*** Opening of SUPPLIED ENTRIES ***

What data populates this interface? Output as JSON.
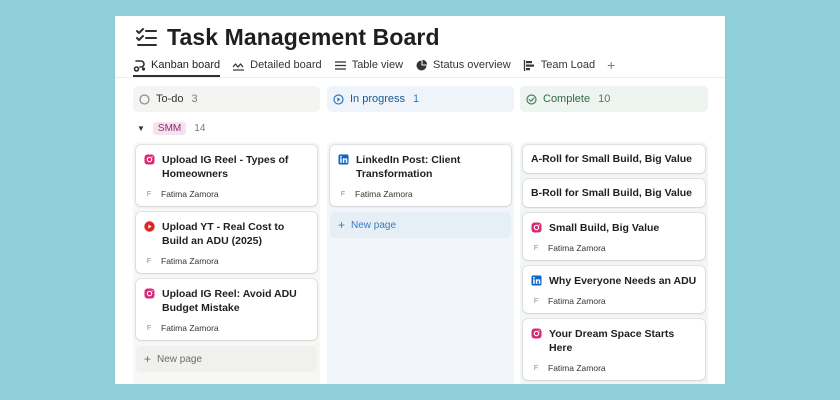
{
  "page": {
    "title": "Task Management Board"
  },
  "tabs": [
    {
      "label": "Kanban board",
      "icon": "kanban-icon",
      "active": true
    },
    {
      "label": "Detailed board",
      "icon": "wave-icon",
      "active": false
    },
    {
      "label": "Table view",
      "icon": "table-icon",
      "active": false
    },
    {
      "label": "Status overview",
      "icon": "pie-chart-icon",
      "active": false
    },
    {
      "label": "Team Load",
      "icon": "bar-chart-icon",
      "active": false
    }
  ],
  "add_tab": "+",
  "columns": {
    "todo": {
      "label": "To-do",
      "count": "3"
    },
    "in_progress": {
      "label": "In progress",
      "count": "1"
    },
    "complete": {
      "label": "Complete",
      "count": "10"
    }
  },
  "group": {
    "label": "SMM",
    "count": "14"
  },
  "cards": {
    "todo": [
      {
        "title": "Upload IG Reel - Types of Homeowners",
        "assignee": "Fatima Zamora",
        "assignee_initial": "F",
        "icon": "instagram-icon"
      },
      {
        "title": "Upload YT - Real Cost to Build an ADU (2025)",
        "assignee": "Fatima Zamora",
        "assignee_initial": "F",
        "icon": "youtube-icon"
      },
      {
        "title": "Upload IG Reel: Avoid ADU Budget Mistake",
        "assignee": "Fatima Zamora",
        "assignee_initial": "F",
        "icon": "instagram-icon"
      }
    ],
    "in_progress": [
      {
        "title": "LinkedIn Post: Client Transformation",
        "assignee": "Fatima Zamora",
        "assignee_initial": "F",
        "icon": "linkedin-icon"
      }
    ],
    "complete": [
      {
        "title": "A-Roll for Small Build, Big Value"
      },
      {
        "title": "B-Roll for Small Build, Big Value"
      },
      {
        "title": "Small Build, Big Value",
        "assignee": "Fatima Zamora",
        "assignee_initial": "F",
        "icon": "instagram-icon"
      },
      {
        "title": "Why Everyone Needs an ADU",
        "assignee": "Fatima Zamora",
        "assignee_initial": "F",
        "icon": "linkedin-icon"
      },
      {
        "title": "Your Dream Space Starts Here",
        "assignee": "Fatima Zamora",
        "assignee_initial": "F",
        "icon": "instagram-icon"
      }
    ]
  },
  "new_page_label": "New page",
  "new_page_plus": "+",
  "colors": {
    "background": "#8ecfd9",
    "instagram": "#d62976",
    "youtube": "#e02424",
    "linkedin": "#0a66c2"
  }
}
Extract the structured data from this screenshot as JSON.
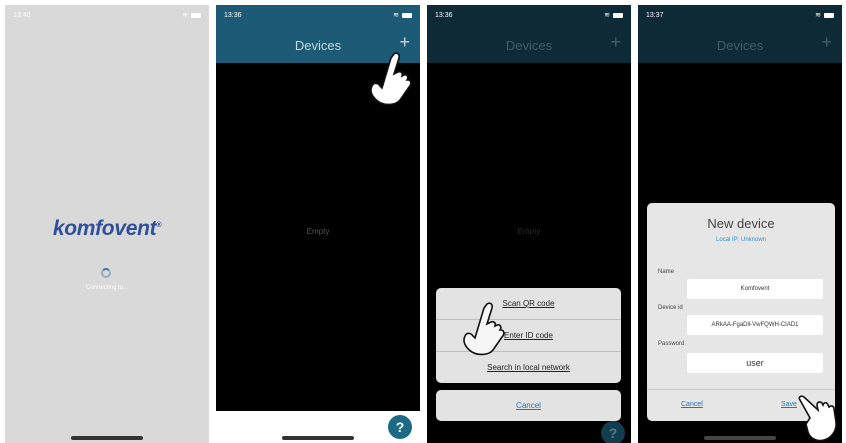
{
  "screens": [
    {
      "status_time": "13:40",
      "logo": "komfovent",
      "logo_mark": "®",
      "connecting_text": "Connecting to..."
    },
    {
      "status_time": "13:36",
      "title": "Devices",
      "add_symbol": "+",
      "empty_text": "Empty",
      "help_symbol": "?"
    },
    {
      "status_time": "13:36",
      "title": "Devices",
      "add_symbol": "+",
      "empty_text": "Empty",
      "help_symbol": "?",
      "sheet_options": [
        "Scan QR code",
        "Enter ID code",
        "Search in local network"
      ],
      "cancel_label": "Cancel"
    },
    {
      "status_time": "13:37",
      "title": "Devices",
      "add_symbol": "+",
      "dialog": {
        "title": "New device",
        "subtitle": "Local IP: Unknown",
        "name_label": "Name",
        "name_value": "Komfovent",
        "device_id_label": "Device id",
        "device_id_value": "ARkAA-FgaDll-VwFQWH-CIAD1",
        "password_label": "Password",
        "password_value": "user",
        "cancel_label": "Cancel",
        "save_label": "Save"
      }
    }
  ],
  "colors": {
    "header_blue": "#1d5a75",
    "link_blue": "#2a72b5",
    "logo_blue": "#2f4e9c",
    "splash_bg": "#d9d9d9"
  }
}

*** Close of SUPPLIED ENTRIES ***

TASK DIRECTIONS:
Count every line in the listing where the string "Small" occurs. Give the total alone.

ANSWER SECTION:
3